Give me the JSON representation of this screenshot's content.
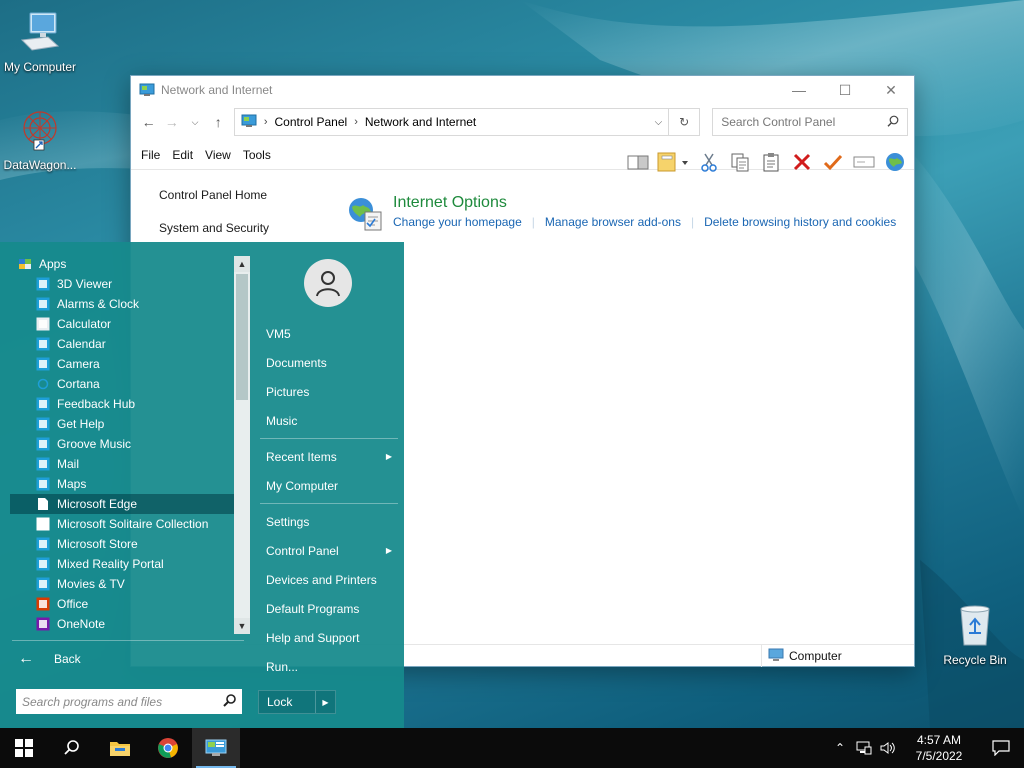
{
  "desktop": {
    "icons": [
      {
        "label": "My Computer",
        "icon": "computer-icon"
      },
      {
        "label": "DataWagon...",
        "icon": "datawagon-icon"
      },
      {
        "label": "Recycle Bin",
        "icon": "recycle-bin-icon"
      }
    ]
  },
  "window": {
    "title": "Network and Internet",
    "address": {
      "crumbs": [
        "Control Panel",
        "Network and Internet"
      ]
    },
    "search_placeholder": "Search Control Panel",
    "menu": [
      "File",
      "Edit",
      "View",
      "Tools"
    ],
    "toolbar_icons": [
      "preview-pane-icon",
      "views-icon",
      "cut-icon",
      "copy-icon",
      "paste-icon",
      "delete-icon",
      "properties-check-icon",
      "rename-icon",
      "internet-globe-icon"
    ],
    "left_pane": [
      "Control Panel Home",
      "System and Security"
    ],
    "category": {
      "title": "Internet Options",
      "links": [
        "Change your homepage",
        "Manage browser add-ons",
        "Delete browsing history and cookies"
      ]
    },
    "status": {
      "location": "Computer"
    }
  },
  "start_menu": {
    "apps_header": "Apps",
    "apps": [
      {
        "label": "3D Viewer",
        "icon": "cube-icon"
      },
      {
        "label": "Alarms & Clock",
        "icon": "alarm-icon"
      },
      {
        "label": "Calculator",
        "icon": "calculator-icon"
      },
      {
        "label": "Calendar",
        "icon": "calendar-icon"
      },
      {
        "label": "Camera",
        "icon": "camera-icon"
      },
      {
        "label": "Cortana",
        "icon": "cortana-icon"
      },
      {
        "label": "Feedback Hub",
        "icon": "feedback-icon"
      },
      {
        "label": "Get Help",
        "icon": "help-icon"
      },
      {
        "label": "Groove Music",
        "icon": "music-icon"
      },
      {
        "label": "Mail",
        "icon": "mail-icon"
      },
      {
        "label": "Maps",
        "icon": "maps-icon"
      },
      {
        "label": "Microsoft Edge",
        "icon": "document-icon"
      },
      {
        "label": "Microsoft Solitaire Collection",
        "icon": "cards-icon"
      },
      {
        "label": "Microsoft Store",
        "icon": "store-icon"
      },
      {
        "label": "Mixed Reality Portal",
        "icon": "mixed-reality-icon"
      },
      {
        "label": "Movies & TV",
        "icon": "movies-icon"
      },
      {
        "label": "Office",
        "icon": "office-icon"
      },
      {
        "label": "OneNote",
        "icon": "onenote-icon"
      }
    ],
    "highlighted_app": "Microsoft Edge",
    "back_label": "Back",
    "search_placeholder": "Search programs and files",
    "user_links": [
      {
        "label": "VM5"
      },
      {
        "label": "Documents"
      },
      {
        "label": "Pictures"
      },
      {
        "label": "Music"
      }
    ],
    "recent_links": [
      {
        "label": "Recent Items",
        "submenu": true
      },
      {
        "label": "My Computer",
        "submenu": false
      }
    ],
    "system_links": [
      {
        "label": "Settings",
        "submenu": false
      },
      {
        "label": "Control Panel",
        "submenu": true
      },
      {
        "label": "Devices and Printers",
        "submenu": false
      },
      {
        "label": "Default Programs",
        "submenu": false
      },
      {
        "label": "Help and Support",
        "submenu": false
      },
      {
        "label": "Run...",
        "submenu": false
      }
    ],
    "lock_label": "Lock"
  },
  "taskbar": {
    "items": [
      "start-icon",
      "search-icon",
      "file-explorer-icon",
      "chrome-icon",
      "control-panel-icon"
    ],
    "time": "4:57 AM",
    "date": "7/5/2022"
  },
  "colors": {
    "start_bg": "#168a8c",
    "link": "#1a66b3",
    "category_title": "#1e8a3c",
    "taskbar": "#0b0b0b"
  }
}
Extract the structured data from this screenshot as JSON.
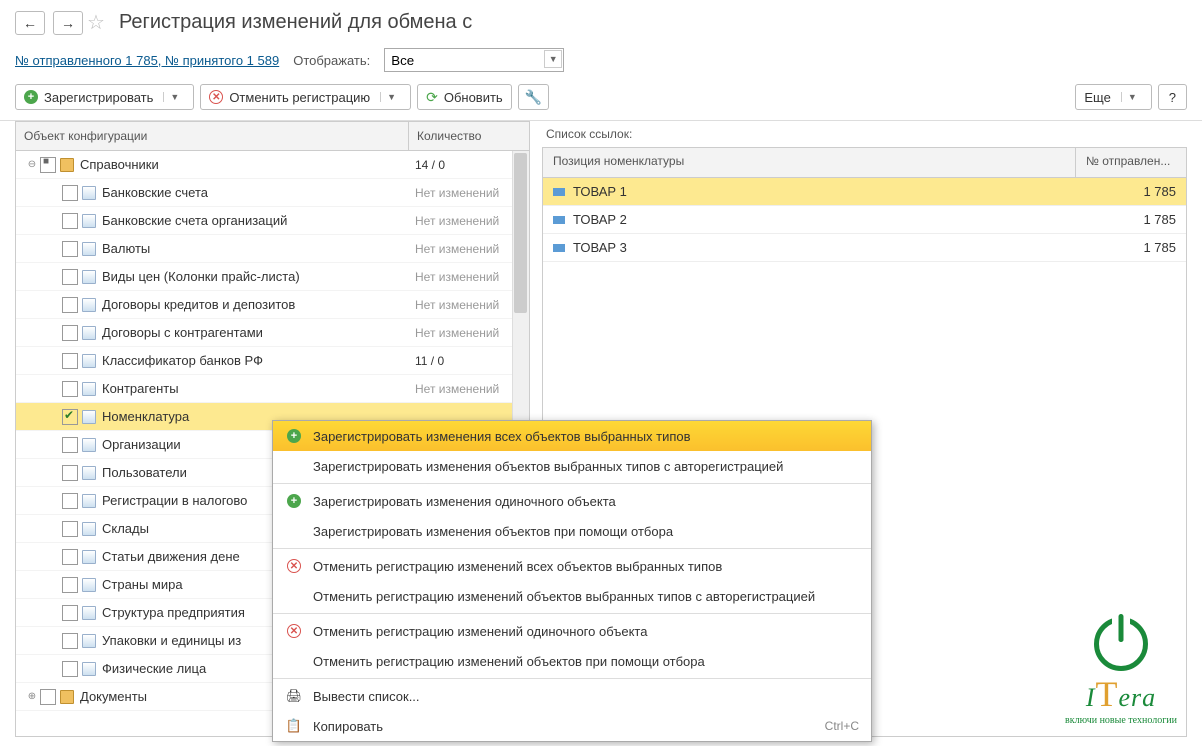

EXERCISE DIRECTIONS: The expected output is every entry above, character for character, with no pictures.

SOLVED PROBLEM:
Give me the JSON representation of this screenshot's content.
{
  "desktop": {
    "icons": [
      {
        "label": "My Computer",
        "icon": "computer-icon"
      },
      {
        "label": "DataWagon...",
        "icon": "datawagon-icon"
      },
      {
        "label": "Recycle Bin",
        "icon": "recycle-bin-icon"
      }
    ]
  },
  "window": {
    "title": "Network and Internet",
    "address": {
      "crumbs": [
        "Control Panel",
        "Network and Internet"
      ]
    },
    "search_placeholder": "Search Control Panel",
    "menu": [
      "File",
      "Edit",
      "View",
      "Tools"
    ],
    "toolbar_icons": [
      "preview-pane-icon",
      "views-icon",
      "cut-icon",
      "copy-icon",
      "paste-icon",
      "delete-icon",
      "properties-check-icon",
      "rename-icon",
      "internet-globe-icon"
    ],
    "left_pane": [
      "Control Panel Home",
      "System and Security"
    ],
    "category": {
      "title": "Internet Options",
      "links": [
        "Change your homepage",
        "Manage browser add-ons",
        "Delete browsing history and cookies"
      ]
    },
    "status": {
      "location": "Computer"
    }
  },
  "start_menu": {
    "apps_header": "Apps",
    "apps": [
      {
        "label": "3D Viewer",
        "icon": "cube-icon"
      },
      {
        "label": "Alarms & Clock",
        "icon": "alarm-icon"
      },
      {
        "label": "Calculator",
        "icon": "calculator-icon"
      },
      {
        "label": "Calendar",
        "icon": "calendar-icon"
      },
      {
        "label": "Camera",
        "icon": "camera-icon"
      },
      {
        "label": "Cortana",
        "icon": "cortana-icon"
      },
      {
        "label": "Feedback Hub",
        "icon": "feedback-icon"
      },
      {
        "label": "Get Help",
        "icon": "help-icon"
      },
      {
        "label": "Groove Music",
        "icon": "music-icon"
      },
      {
        "label": "Mail",
        "icon": "mail-icon"
      },
      {
        "label": "Maps",
        "icon": "maps-icon"
      },
      {
        "label": "Microsoft Edge",
        "icon": "document-icon"
      },
      {
        "label": "Microsoft Solitaire Collection",
        "icon": "cards-icon"
      },
      {
        "label": "Microsoft Store",
        "icon": "store-icon"
      },
      {
        "label": "Mixed Reality Portal",
        "icon": "mixed-reality-icon"
      },
      {
        "label": "Movies & TV",
        "icon": "movies-icon"
      },
      {
        "label": "Office",
        "icon": "office-icon"
      },
      {
        "label": "OneNote",
        "icon": "onenote-icon"
      }
    ],
    "highlighted_app": "Microsoft Edge",
    "back_label": "Back",
    "search_placeholder": "Search programs and files",
    "user_links": [
      {
        "label": "VM5"
      },
      {
        "label": "Documents"
      },
      {
        "label": "Pictures"
      },
      {
        "label": "Music"
      }
    ],
    "recent_links": [
      {
        "label": "Recent Items",
        "submenu": true
      },
      {
        "label": "My Computer",
        "submenu": false
      }
    ],
    "system_links": [
      {
        "label": "Settings",
        "submenu": false
      },
      {
        "label": "Control Panel",
        "submenu": true
      },
      {
        "label": "Devices and Printers",
        "submenu": false
      },
      {
        "label": "Default Programs",
        "submenu": false
      },
      {
        "label": "Help and Support",
        "submenu": false
      },
      {
        "label": "Run...",
        "submenu": false
      }
    ],
    "lock_label": "Lock"
  },
  "taskbar": {
    "items": [
      "start-icon",
      "search-icon",
      "file-explorer-icon",
      "chrome-icon",
      "control-panel-icon"
    ],
    "time": "4:57 AM",
    "date": "7/5/2022"
  },
  "colors": {
    "start_bg": "#168a8c",
    "link": "#1a66b3",
    "category_title": "#1e8a3c",
    "taskbar": "#0b0b0b"
  }
}
Extract the structured data from this screenshot as JSON.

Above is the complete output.